(What to do)
Write out the data word for word and omit every picture.

'''

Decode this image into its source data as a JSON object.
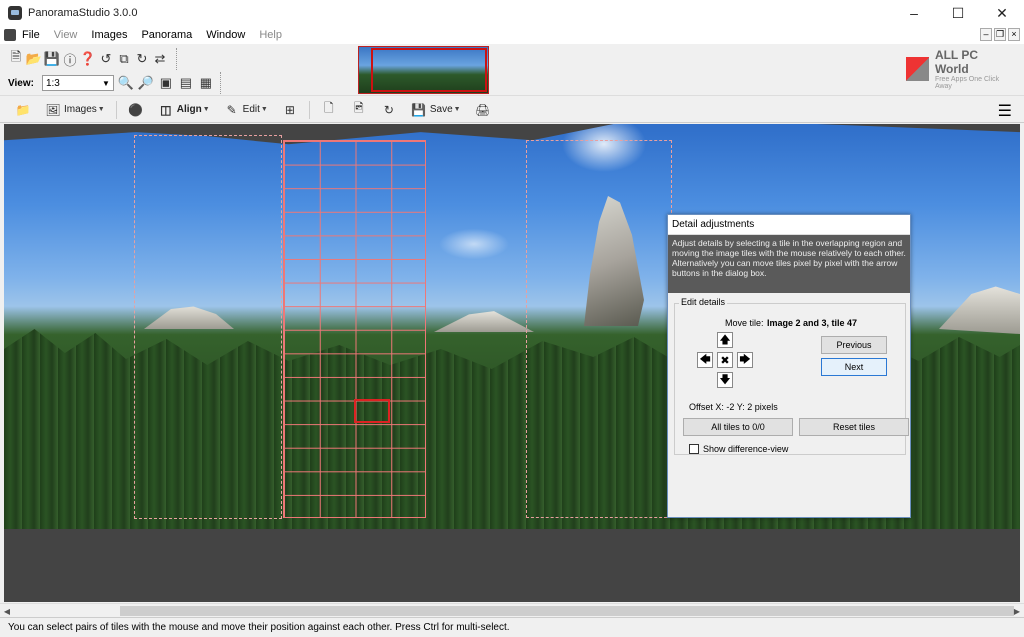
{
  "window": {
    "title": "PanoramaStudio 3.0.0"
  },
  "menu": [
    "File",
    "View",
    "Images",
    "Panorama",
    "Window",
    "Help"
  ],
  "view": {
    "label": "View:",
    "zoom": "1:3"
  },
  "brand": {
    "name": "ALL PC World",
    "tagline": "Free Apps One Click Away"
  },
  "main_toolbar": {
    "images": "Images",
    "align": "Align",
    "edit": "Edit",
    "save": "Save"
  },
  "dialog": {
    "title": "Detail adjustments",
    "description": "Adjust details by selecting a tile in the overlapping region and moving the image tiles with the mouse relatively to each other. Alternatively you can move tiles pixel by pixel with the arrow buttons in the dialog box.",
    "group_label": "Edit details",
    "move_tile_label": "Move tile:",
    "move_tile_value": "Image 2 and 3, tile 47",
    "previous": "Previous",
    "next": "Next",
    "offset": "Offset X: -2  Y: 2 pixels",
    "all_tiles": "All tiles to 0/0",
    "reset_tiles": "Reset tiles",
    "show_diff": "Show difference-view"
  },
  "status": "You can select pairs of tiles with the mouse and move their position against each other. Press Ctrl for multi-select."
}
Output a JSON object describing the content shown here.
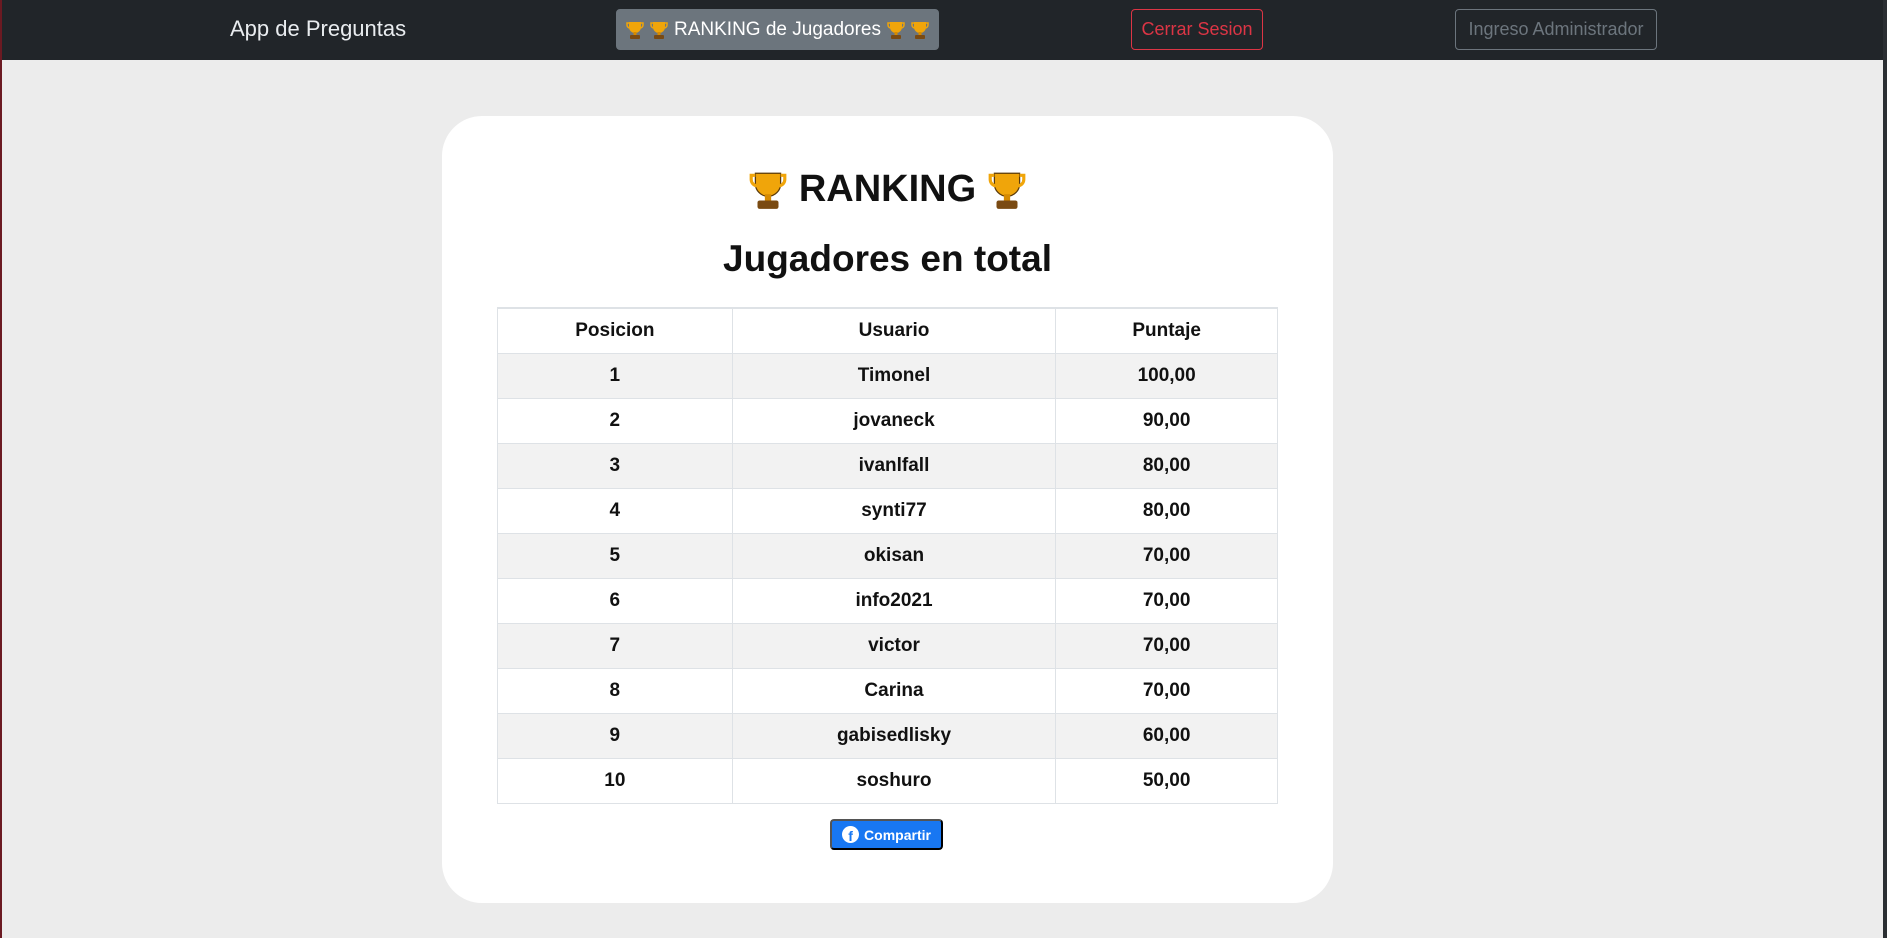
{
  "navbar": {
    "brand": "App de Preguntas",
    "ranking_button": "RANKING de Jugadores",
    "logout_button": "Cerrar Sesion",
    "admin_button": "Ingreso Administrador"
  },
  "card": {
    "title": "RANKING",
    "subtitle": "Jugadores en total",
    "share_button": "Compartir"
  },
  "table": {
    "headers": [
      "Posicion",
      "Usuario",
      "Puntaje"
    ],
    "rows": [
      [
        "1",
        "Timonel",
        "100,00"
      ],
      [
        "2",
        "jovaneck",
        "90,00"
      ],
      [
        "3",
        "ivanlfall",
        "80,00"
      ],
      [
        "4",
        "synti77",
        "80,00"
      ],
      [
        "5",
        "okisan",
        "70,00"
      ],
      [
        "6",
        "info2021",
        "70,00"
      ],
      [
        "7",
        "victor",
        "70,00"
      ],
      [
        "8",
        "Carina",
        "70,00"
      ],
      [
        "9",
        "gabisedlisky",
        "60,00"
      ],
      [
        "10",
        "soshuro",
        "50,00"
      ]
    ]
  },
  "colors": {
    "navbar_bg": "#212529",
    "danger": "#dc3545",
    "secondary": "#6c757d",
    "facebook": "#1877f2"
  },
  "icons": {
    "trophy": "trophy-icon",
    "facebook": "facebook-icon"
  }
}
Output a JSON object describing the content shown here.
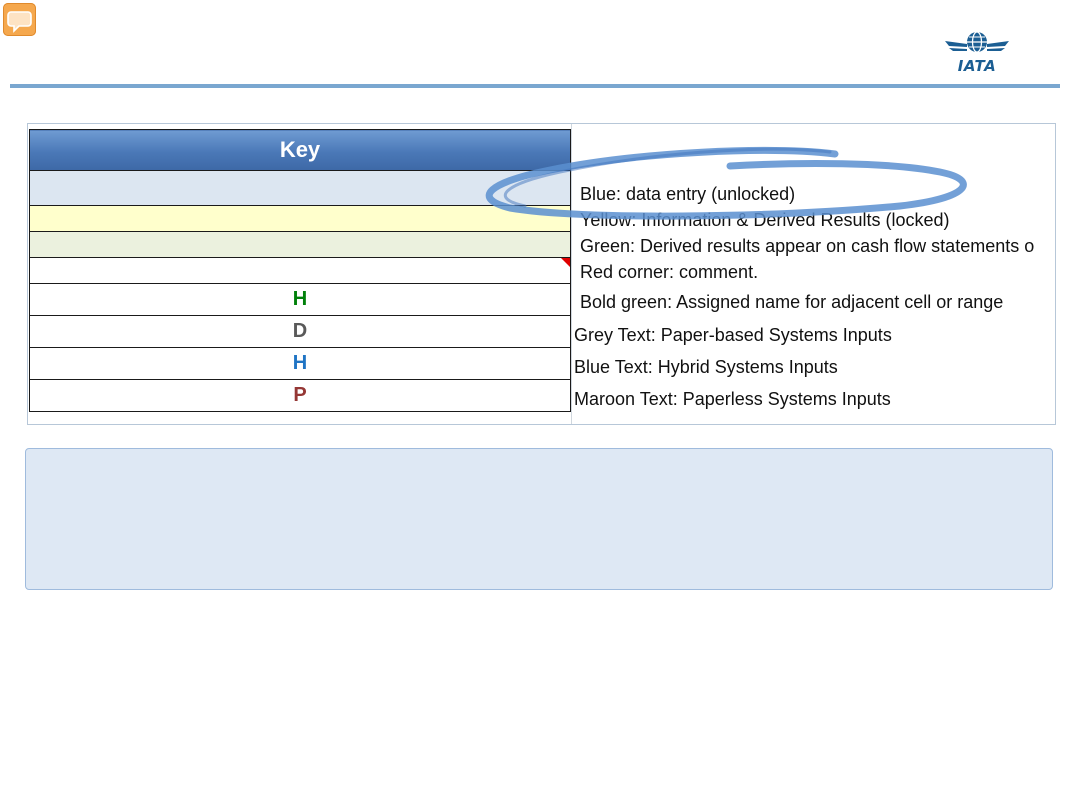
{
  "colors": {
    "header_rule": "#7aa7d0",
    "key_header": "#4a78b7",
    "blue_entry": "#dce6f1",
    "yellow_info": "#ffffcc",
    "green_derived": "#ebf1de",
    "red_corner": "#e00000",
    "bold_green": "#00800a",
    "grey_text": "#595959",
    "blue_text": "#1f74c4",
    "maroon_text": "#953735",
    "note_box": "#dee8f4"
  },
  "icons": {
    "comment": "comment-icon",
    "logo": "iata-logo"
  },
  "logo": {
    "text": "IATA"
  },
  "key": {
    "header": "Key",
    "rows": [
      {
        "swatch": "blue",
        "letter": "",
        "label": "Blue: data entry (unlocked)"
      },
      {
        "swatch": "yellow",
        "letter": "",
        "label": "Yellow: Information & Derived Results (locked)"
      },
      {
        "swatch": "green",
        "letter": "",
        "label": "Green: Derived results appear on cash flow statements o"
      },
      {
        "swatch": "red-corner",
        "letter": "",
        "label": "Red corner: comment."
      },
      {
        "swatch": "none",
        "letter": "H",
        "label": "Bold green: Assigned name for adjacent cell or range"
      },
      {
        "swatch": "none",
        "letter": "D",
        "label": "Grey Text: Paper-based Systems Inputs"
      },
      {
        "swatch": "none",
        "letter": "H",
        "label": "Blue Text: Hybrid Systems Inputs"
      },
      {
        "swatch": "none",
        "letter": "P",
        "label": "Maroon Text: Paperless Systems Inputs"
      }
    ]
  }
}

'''

(Task solution)
Decode this image into its source data as a JSON object.
{
  "window": {
    "title": "PanoramaStudio 3.0.0"
  },
  "menu": [
    "File",
    "View",
    "Images",
    "Panorama",
    "Window",
    "Help"
  ],
  "view": {
    "label": "View:",
    "zoom": "1:3"
  },
  "brand": {
    "name": "ALL PC World",
    "tagline": "Free Apps One Click Away"
  },
  "main_toolbar": {
    "images": "Images",
    "align": "Align",
    "edit": "Edit",
    "save": "Save"
  },
  "dialog": {
    "title": "Detail adjustments",
    "description": "Adjust details by selecting a tile in the overlapping region and moving the image tiles with the mouse relatively to each other. Alternatively you can move tiles pixel by pixel with the arrow buttons in the dialog box.",
    "group_label": "Edit details",
    "move_tile_label": "Move tile:",
    "move_tile_value": "Image 2 and 3, tile 47",
    "previous": "Previous",
    "next": "Next",
    "offset": "Offset X: -2  Y: 2 pixels",
    "all_tiles": "All tiles to 0/0",
    "reset_tiles": "Reset tiles",
    "show_diff": "Show difference-view"
  },
  "status": "You can select pairs of tiles with the mouse and move their position against each other. Press Ctrl for multi-select."
}
Output a JSON object describing the content shown here.
{
  "navbar": {
    "brand": "App de Preguntas",
    "ranking_button": "RANKING de Jugadores",
    "logout_button": "Cerrar Sesion",
    "admin_button": "Ingreso Administrador"
  },
  "card": {
    "title": "RANKING",
    "subtitle": "Jugadores en total",
    "share_button": "Compartir"
  },
  "table": {
    "headers": [
      "Posicion",
      "Usuario",
      "Puntaje"
    ],
    "rows": [
      [
        "1",
        "Timonel",
        "100,00"
      ],
      [
        "2",
        "jovaneck",
        "90,00"
      ],
      [
        "3",
        "ivanlfall",
        "80,00"
      ],
      [
        "4",
        "synti77",
        "80,00"
      ],
      [
        "5",
        "okisan",
        "70,00"
      ],
      [
        "6",
        "info2021",
        "70,00"
      ],
      [
        "7",
        "victor",
        "70,00"
      ],
      [
        "8",
        "Carina",
        "70,00"
      ],
      [
        "9",
        "gabisedlisky",
        "60,00"
      ],
      [
        "10",
        "soshuro",
        "50,00"
      ]
    ]
  },
  "colors": {
    "navbar_bg": "#212529",
    "danger": "#dc3545",
    "secondary": "#6c757d",
    "facebook": "#1877f2"
  },
  "icons": {
    "trophy": "trophy-icon",
    "facebook": "facebook-icon"
  }
}
Output a JSON object describing the content shown here.
{
  "colors": {
    "header_rule": "#7aa7d0",
    "key_header": "#4a78b7",
    "blue_entry": "#dce6f1",
    "yellow_info": "#ffffcc",
    "green_derived": "#ebf1de",
    "red_corner": "#e00000",
    "bold_green": "#00800a",
    "grey_text": "#595959",
    "blue_text": "#1f74c4",
    "maroon_text": "#953735",
    "note_box": "#dee8f4"
  },
  "icons": {
    "comment": "comment-icon",
    "logo": "iata-logo"
  },
  "logo": {
    "text": "IATA"
  },
  "key": {
    "header": "Key",
    "rows": [
      {
        "swatch": "blue",
        "letter": "",
        "label": "Blue: data entry (unlocked)"
      },
      {
        "swatch": "yellow",
        "letter": "",
        "label": "Yellow: Information & Derived Results (locked)"
      },
      {
        "swatch": "green",
        "letter": "",
        "label": "Green: Derived results appear on cash flow statements o"
      },
      {
        "swatch": "red-corner",
        "letter": "",
        "label": "Red corner: comment."
      },
      {
        "swatch": "none",
        "letter": "H",
        "label": "Bold green: Assigned name for adjacent cell or range"
      },
      {
        "swatch": "none",
        "letter": "D",
        "label": "Grey Text: Paper-based Systems Inputs"
      },
      {
        "swatch": "none",
        "letter": "H",
        "label": "Blue Text: Hybrid Systems Inputs"
      },
      {
        "swatch": "none",
        "letter": "P",
        "label": "Maroon Text: Paperless Systems Inputs"
      }
    ]
  }
}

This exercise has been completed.